FROM: Martin Lipton, Chair, NYU Board of Trustees

The Board of Trustees unanimously and strongly supports President John Sexton, and believes in his strategic direction for the University.

In a time of great challenges to higher education, John Sexton has become a nationally recognized innovator while, at the same time, maintaining excellence. It is clear to us that NYU is a great success story. It is also the case that higher education faces pressures that call for leadership that can enact change where needed, and that is why the Board has passed a resolution strongly affirming our support of John and NYU’s current course (right).

The Trustees see the fruits of effective leadership by John Sexton, and they bear repeating: We have seen a strong, thriving, advancing university during his tenure as president.

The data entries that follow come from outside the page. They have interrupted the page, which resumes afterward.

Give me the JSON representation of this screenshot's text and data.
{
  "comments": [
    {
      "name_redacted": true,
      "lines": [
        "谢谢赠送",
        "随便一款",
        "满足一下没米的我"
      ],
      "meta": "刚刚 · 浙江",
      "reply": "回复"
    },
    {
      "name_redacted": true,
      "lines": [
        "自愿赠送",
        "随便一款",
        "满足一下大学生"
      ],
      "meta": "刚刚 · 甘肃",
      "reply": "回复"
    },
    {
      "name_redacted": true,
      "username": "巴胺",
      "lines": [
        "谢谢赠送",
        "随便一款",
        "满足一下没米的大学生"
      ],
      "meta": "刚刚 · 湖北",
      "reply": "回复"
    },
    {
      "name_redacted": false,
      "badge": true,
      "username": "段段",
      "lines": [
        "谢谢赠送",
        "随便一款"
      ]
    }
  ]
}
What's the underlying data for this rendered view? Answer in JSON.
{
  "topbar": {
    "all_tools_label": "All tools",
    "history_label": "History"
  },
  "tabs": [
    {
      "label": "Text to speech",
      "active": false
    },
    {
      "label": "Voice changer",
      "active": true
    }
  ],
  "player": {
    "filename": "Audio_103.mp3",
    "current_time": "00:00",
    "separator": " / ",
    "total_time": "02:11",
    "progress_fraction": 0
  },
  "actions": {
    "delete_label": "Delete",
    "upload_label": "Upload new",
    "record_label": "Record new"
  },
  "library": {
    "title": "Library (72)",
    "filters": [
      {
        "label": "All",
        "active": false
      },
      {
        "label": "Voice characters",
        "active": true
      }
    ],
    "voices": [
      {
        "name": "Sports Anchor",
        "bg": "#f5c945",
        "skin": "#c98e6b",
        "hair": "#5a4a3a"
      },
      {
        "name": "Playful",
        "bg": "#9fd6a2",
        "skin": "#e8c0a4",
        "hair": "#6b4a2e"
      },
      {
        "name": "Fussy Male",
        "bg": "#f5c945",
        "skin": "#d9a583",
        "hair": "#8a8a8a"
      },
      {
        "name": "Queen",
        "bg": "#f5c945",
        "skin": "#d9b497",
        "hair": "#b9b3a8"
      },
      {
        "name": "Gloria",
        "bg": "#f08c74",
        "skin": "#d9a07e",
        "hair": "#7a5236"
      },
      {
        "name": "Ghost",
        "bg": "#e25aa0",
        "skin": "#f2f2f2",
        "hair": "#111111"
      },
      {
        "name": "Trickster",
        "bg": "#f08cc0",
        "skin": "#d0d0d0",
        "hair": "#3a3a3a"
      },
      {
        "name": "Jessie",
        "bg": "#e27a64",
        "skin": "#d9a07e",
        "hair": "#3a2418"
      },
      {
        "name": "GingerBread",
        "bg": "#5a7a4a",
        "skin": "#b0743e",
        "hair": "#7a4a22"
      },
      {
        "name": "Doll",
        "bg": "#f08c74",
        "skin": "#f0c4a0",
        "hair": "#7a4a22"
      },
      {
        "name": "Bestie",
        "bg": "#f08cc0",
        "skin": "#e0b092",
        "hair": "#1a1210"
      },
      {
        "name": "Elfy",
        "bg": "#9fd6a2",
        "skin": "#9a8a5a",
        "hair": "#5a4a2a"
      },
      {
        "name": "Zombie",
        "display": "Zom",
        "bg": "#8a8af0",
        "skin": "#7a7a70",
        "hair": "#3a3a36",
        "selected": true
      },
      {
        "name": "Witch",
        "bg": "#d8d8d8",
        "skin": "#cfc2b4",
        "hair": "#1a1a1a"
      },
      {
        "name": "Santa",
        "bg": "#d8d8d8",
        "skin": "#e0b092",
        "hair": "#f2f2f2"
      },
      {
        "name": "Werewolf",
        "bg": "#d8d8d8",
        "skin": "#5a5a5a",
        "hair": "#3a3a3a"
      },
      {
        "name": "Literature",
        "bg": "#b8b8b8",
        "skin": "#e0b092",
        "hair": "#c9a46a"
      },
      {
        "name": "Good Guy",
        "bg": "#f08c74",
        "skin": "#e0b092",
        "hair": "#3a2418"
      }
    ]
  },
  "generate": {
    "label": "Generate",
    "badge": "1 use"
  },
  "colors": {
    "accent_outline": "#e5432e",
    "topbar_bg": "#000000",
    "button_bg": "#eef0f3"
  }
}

We note a 12% increase in applications for freshman admission in this year, the sixth straight year of record applications. We note the College Board’s findings that NYU was at the very top of its list of most-searched-for universities. We see the improvement in the academic qualifications of entering freshmen during John’s presidency, the increase in retention and graduation rates, and the expansion of financial aid. We observe and are enormously proud that the Times Higher Education magazine, in its recently released global rankings, took particular note of NYU's swift rise, and the very significant improvements in other rankings as well. We see a very successful record of fundraising-- essentially $1 million per day, day-in-and-day-out since John Sexton became president. We note improvements in the finances, in the budgeting, and in the physical facilities of the University over the last 10 years, as well as the successful handling of the de-merging of Mt. Sinai’s and NYU’s medical centers, and the dramatic turnaround at the NYU Langone Medical Center. We see the increase in tenured and tenure-track faculty, particularly in the arts and sciences, and a marked improvement of our ability to attract top scholars. We observe that during John Sexton's presidency, two tenured faculty members have won the Nobel Prize, a third Nobel-winner has been recruited, three mathematicians have won the Abel Prize, and the first NYU student in many years won a Rhodes Scholarship, among many other prestigious honors to faculty and students. We note the opening of NYU's first new science building in over 20 years, and the return of engineering to NYU. We see -- by dint of his role in important educational organizations and commissions -- that John Sexton is clearly considered a leader in the field of higher education. We believe that the global network created during his presidency has offered new academic opportunities to faculty and students (twice as many of whom study abroad as did 10 years ago), distinguished NYU among U.S. universities, and attracted the commitment and support of sophisticated partners. And we note that all this has occurred while John continues to teach undergraduates every semester.

To be sure, we are attentive to the vote by arts and science faculty, and conscious of what it says about sentiment in that school. But we also take note of the vote of support by the Medical School faculty council; the letters of support for John from department chairs at the School of Medicine, the College of Dentistry, and the College of Nursing; the letter of support from the Alumni Association’s officers; the support for John’s leadership among the University’s deans; the popularity John enjoys among students; and the many affirmations we hear about John’s leadership from those outside the NYU community.

The vote – although supported by fewer than half the tenured faculty in FAS – is a disappointing outcome, in part because it does not seem to take account of NYU’s progress over the last decade, in part because it does not take heed of the major challenges U.S. higher education faces now, and in part because FAS has been the beneficiary of significant investment during John’s time, which led to manifest improvements for that school in terms of the recruitment of new faculty, the establishment of new areas of inquiry, and the creation of new facilities.

While we cannot and will not compromise the ultimate authority of the duly constituted Board of Trustees in the governance of the University, we agree with President Sexton that the voice of the faculty in shaping the University must be heard and play a significant role. And we agree that the time has come to consider ways in which that voice may be made even more meaningful. Thus, as President Sexton has urged us to do, we will embark upon a conversation about how to do this. Over the next two months, a committee of the Board consisting of the chair and the six vice chairs will meet with various stakeholders in the NYU community to listen and to seek the best way forward in the evolution of the University’s governance -- both University-wide and within schools -- enabling NYU to act decisively in a challenging higher education environment while also taking account of and benefitting from the input and involvement of all its constituencies, particularly the faculty.

NYU’s progress over the course of the last three decades has been enormous, but there is much to be done, both in meeting our aspirations and in addressing the challenges that are emerging in higher education. It is the Trustees’ hope that we commit ourselves as a university community to finding ways to move forward productively and collaboratively.